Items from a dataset
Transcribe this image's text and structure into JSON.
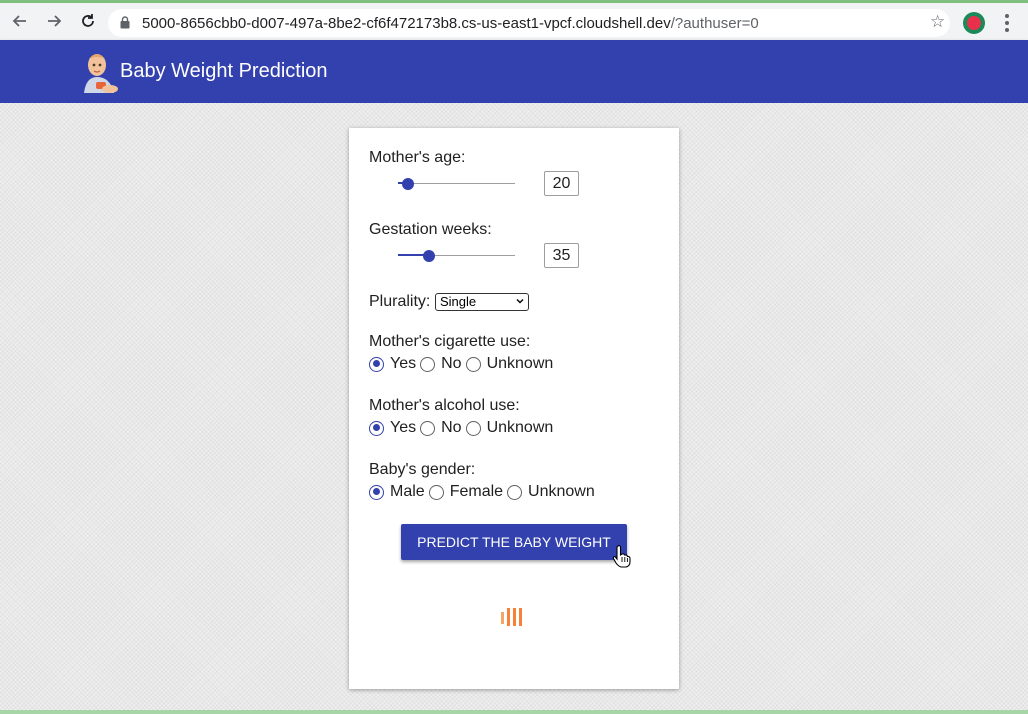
{
  "browser": {
    "url_host": "5000-8656cbb0-d007-497a-8be2-cf6f472173b8.cs-us-east1-vpcf.cloudshell.dev",
    "url_rest": "/?authuser=0",
    "icons": [
      "back-arrow-icon",
      "forward-arrow-icon",
      "reload-icon",
      "lock-icon",
      "star-icon",
      "profile-icon",
      "menu-icon"
    ]
  },
  "app": {
    "title": "Baby Weight Prediction",
    "bar_color": "#3241ad"
  },
  "form": {
    "mother_age": {
      "label": "Mother's age:",
      "value": "20",
      "slider_level": 0.1
    },
    "gestation": {
      "label": "Gestation weeks:",
      "value": "35",
      "slider_level": 0.27
    },
    "plurality": {
      "label": "Plurality:",
      "selected": "Single"
    },
    "cigarette": {
      "label": "Mother's cigarette use:",
      "options": [
        "Yes",
        "No",
        "Unknown"
      ],
      "selected": "Yes"
    },
    "alcohol": {
      "label": "Mother's alcohol use:",
      "options": [
        "Yes",
        "No",
        "Unknown"
      ],
      "selected": "Yes"
    },
    "gender": {
      "label": "Baby's gender:",
      "options": [
        "Male",
        "Female",
        "Unknown"
      ],
      "selected": "Male"
    },
    "predict_button": "PREDICT THE BABY WEIGHT"
  },
  "colors": {
    "accent": "#3241ad",
    "loader": "#f5813a"
  }
}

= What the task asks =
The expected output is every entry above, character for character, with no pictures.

= Worked solution =
Transcribe this image's text and structure into JSON.
{
  "browser": {
    "url_host": "5000-8656cbb0-d007-497a-8be2-cf6f472173b8.cs-us-east1-vpcf.cloudshell.dev",
    "url_rest": "/?authuser=0",
    "icons": [
      "back-arrow-icon",
      "forward-arrow-icon",
      "reload-icon",
      "lock-icon",
      "star-icon",
      "profile-icon",
      "menu-icon"
    ]
  },
  "app": {
    "title": "Baby Weight Prediction",
    "bar_color": "#3241ad"
  },
  "form": {
    "mother_age": {
      "label": "Mother's age:",
      "value": "20",
      "slider_level": 0.1
    },
    "gestation": {
      "label": "Gestation weeks:",
      "value": "35",
      "slider_level": 0.27
    },
    "plurality": {
      "label": "Plurality:",
      "selected": "Single"
    },
    "cigarette": {
      "label": "Mother's cigarette use:",
      "options": [
        "Yes",
        "No",
        "Unknown"
      ],
      "selected": "Yes"
    },
    "alcohol": {
      "label": "Mother's alcohol use:",
      "options": [
        "Yes",
        "No",
        "Unknown"
      ],
      "selected": "Yes"
    },
    "gender": {
      "label": "Baby's gender:",
      "options": [
        "Male",
        "Female",
        "Unknown"
      ],
      "selected": "Male"
    },
    "predict_button": "PREDICT THE BABY WEIGHT"
  },
  "colors": {
    "accent": "#3241ad",
    "loader": "#f5813a"
  }
}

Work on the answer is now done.